Last used rule is If: Thus we have two subtrees $ \{b\wedge P\} s_1\{Q\} $ and $ \{\neg b\wedge P\}s_2 \{Q\} $. By using the hypothesis twice and using $ P\models (b\wedge P)\vee (\neg b\wedge P) $, we get the needed result of $ P\models Q $.

Last used rule is Seq: Thus we have two subtrees $ \{P\} s_1\{R\} $ and $ \{R\}s_2 \{Q\} $. By using the induction hypothesis twice, we get $ P\models Q $.

Q.E.D.

b)

$ \{x+1=0\} x:=x+1 \{x=0\} $

c)

$ \{true\} $ while x=0 do skip end $ \{\neg(x=0)\wedge true\} $

Assignment 7

We prove this in two steps.

Lemma 4: $ \forall\sigma.\sigma(x)=0\Rightarrow\langle s,\sigma\rangle\rightarrow_1^*\langle s,\sigma [x\rightarrow 1]\rangle $

Proof: $ \langle s,\sigma\rangle\rightarrow_1^k\langle x:=1;s,\sigma\rangle\rightarrow_1^1\langle s,\sigma [x\rightarrow 1]\rangle $

Lemma 5: $ \forall n:Nat,\forall\sigma.\sigma(x)=0\Rightarrow\langle s,\sigma\rangle\rightarrow_1^*\langle s,\sigma [y\rightarrow\sigma(y)+n]\rangle $

Proof by induction on n:

Base case n=0:

$ \langle s,\sigma\rangle\rightarrow_1^0\langle s,\sigma\rangle = \langle s, \sigma [y\rightarrow\sigma(y)+0]\rangle $ (using Lemma 1)

Step case:

Using the IH, we get $ \langle s,\sigma\rangle\rightarrow_1^*\langle s,\sigma [y\rightarrow\sigma (y)+n-1]\rangle\rightarrow_1^k\langle s,\sigma[y\rightarrow\sigma(y)+n-1][y\rightarrow\sigma[y\rightarrow\sigma(y)+n-1](y)+1]\rangle = \langle s,\sigma[y\rightarrow\sigma(y)+n]\rangle $ using Lemma 2 and the fact that $ \sigma[y\rightarrow\sigma(y)+n-1](y)=\sigma(y)+n-1 $.

Now we can combine Lemmas 4 and 5:

$ \forall n:Nat,\forall\sigma.\sigma(x)=0\Rightarrow\langle s,\sigma\rangle\rightarrow_1^*\langle s,\sigma[y\rightarrow\sigma(y)+n]\rangle\rightarrow_1^*\langle s,\sigma[y\rightarrow\sigma(y)+n][x\rightarrow 1]\rangle $
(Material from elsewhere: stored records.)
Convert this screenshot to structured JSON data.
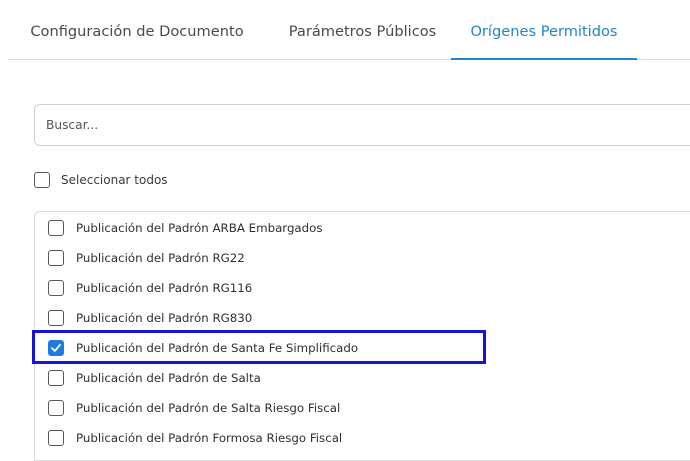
{
  "tabs": [
    {
      "label": "Configuración de Documento",
      "active": false
    },
    {
      "label": "Parámetros Públicos",
      "active": false
    },
    {
      "label": "Orígenes Permitidos",
      "active": true
    }
  ],
  "search": {
    "placeholder": "Buscar..."
  },
  "select_all": {
    "label": "Seleccionar todos",
    "checked": false
  },
  "items": [
    {
      "label": "Publicación del Padrón ARBA Embargados",
      "checked": false
    },
    {
      "label": "Publicación del Padrón RG22",
      "checked": false
    },
    {
      "label": "Publicación del Padrón RG116",
      "checked": false
    },
    {
      "label": "Publicación del Padrón RG830",
      "checked": false
    },
    {
      "label": "Publicación del Padrón de Santa Fe Simplificado",
      "checked": true
    },
    {
      "label": "Publicación del Padrón de Salta",
      "checked": false
    },
    {
      "label": "Publicación del Padrón de Salta Riesgo Fiscal",
      "checked": false
    },
    {
      "label": "Publicación del Padrón Formosa Riesgo Fiscal",
      "checked": false
    }
  ],
  "colors": {
    "accent": "#1f86c8",
    "checkbox_checked": "#1f7be0",
    "highlight_box": "#1414d6"
  }
}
Assignment 8

a)

1. Not valid, counterexample: Loop s1, s2, s1...

2. Valid, there is no loop that doesn't go through either q or p

3. Not valid, counterexample: Loop s1, s2, s1...

4. Valid, for the left part to be true, the trace has to loop s1, s2, s1..., which doesn't reach p

b)

If A is a liveness property, every finite prefix t can be extended to an infinite trace $ t'\in A $. Because $ A\implies A\vee A' $, $ t'\in A\vee A' $. Thus $ A\vee A' $ is also a liveness property.

c)

Every trace can be extended with an occurence of $ \neg q, \neg q $, making it valid for the property (the left hand side of the implication won't hold anymore). Thus, it describes a liveness property.

It can't be a safety property too, because the definitions of liveness and safety properties directly contradict.